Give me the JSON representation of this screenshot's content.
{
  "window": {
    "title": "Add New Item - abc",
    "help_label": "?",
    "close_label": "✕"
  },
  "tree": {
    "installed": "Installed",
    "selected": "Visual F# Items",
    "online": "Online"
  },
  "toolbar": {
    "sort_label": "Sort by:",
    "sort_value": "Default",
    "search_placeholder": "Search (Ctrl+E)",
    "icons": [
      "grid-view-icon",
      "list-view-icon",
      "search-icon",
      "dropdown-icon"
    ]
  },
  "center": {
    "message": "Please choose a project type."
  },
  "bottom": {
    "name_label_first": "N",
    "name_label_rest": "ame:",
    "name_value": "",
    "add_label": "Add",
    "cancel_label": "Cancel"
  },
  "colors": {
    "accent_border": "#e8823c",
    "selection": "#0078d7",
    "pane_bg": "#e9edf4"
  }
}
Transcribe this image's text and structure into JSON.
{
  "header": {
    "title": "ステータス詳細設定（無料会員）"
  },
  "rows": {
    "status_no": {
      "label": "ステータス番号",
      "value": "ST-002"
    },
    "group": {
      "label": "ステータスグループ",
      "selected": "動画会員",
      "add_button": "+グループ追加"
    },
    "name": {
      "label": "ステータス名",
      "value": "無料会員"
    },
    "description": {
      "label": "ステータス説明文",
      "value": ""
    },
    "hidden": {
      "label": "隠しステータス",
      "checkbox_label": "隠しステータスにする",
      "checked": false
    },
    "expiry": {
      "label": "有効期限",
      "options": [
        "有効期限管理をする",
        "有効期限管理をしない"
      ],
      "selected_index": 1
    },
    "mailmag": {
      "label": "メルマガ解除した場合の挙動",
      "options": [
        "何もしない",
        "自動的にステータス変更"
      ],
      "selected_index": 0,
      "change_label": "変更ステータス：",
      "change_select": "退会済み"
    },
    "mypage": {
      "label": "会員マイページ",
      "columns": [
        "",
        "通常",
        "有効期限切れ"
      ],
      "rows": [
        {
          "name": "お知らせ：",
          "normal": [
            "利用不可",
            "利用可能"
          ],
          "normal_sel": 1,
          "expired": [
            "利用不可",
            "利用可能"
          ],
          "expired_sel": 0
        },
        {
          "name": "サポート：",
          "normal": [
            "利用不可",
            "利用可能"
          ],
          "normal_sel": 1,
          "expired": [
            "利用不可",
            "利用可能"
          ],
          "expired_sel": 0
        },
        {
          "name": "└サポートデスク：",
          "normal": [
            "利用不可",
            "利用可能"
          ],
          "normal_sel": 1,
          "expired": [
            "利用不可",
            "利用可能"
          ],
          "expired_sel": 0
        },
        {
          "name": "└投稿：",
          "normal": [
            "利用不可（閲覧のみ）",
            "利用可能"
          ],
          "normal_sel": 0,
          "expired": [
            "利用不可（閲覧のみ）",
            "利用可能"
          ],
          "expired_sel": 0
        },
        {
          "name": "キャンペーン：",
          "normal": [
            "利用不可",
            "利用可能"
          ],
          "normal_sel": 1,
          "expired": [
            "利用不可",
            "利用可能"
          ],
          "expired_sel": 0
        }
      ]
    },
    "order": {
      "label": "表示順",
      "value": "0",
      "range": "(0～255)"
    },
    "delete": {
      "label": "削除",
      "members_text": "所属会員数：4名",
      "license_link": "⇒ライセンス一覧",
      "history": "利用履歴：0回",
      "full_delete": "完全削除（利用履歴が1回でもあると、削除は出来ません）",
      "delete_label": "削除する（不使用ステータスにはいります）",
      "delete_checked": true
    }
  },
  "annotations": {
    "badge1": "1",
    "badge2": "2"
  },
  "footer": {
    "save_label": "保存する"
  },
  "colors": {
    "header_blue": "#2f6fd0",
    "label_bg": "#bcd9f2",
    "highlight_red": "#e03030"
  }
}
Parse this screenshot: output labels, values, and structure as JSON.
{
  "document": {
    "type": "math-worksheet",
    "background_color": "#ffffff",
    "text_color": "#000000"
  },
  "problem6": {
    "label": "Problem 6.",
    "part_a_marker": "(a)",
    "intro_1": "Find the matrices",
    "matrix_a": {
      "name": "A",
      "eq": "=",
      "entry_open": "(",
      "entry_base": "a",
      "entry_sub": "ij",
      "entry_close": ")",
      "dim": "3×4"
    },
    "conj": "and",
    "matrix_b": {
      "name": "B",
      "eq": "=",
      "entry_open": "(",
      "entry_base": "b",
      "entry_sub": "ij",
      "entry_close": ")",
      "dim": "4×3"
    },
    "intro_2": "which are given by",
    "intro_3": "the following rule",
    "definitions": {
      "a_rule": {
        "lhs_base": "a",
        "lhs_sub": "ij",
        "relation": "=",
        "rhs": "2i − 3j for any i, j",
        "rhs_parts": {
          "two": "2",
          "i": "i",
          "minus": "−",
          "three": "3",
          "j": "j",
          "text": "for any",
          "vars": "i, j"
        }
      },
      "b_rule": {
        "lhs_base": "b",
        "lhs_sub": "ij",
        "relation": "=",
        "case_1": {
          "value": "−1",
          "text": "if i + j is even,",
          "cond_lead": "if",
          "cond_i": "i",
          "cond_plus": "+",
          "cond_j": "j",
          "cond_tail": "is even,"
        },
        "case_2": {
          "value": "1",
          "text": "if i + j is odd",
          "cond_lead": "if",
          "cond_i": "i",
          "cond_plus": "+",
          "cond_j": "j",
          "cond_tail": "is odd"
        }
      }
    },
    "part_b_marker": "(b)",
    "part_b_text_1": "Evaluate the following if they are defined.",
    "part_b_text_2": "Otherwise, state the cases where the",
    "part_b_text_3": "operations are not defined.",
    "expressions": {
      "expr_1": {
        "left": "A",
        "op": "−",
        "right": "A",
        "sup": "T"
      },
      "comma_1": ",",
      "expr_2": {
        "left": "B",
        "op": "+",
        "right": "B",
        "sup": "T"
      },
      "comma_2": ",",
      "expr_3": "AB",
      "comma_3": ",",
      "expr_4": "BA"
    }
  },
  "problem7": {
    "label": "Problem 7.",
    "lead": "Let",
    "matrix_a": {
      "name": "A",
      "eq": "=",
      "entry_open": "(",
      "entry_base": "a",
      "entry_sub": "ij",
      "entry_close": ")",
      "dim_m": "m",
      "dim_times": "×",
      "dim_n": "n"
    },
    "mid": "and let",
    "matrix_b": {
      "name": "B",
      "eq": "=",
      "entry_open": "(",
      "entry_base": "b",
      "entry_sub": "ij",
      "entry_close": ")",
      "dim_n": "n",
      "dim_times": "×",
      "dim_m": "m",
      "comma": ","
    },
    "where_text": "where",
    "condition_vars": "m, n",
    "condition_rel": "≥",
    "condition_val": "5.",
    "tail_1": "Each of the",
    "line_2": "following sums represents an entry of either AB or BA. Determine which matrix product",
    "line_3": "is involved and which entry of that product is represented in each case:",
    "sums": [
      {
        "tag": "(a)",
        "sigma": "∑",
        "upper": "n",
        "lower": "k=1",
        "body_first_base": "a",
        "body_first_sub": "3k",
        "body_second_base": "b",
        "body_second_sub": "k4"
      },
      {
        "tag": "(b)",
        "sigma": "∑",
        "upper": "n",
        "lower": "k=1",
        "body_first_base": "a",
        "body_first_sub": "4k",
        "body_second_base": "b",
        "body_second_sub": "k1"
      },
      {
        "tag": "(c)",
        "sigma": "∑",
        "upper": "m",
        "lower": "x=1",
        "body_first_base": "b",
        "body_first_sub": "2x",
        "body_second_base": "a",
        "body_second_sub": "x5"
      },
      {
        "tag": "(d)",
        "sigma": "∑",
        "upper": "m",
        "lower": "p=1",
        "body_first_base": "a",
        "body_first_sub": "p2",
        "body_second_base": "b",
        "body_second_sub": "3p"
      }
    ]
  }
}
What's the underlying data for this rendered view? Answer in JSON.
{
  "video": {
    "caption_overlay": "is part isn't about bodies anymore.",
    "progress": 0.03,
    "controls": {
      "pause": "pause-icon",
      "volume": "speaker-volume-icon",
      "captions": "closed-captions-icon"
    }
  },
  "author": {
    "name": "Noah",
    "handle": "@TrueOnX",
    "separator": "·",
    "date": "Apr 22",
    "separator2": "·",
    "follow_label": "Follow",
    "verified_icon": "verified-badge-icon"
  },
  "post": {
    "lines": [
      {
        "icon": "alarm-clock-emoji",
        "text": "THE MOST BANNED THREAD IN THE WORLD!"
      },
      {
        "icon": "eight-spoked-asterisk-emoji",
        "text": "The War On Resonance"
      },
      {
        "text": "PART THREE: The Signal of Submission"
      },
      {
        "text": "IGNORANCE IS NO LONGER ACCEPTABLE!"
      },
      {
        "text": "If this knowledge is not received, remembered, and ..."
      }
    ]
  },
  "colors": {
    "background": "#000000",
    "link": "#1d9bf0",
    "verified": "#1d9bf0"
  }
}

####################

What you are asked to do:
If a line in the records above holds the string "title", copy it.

Task result:
    "title": "Add New Item - abc",
    "title": "ステータス詳細設定（無料会員）"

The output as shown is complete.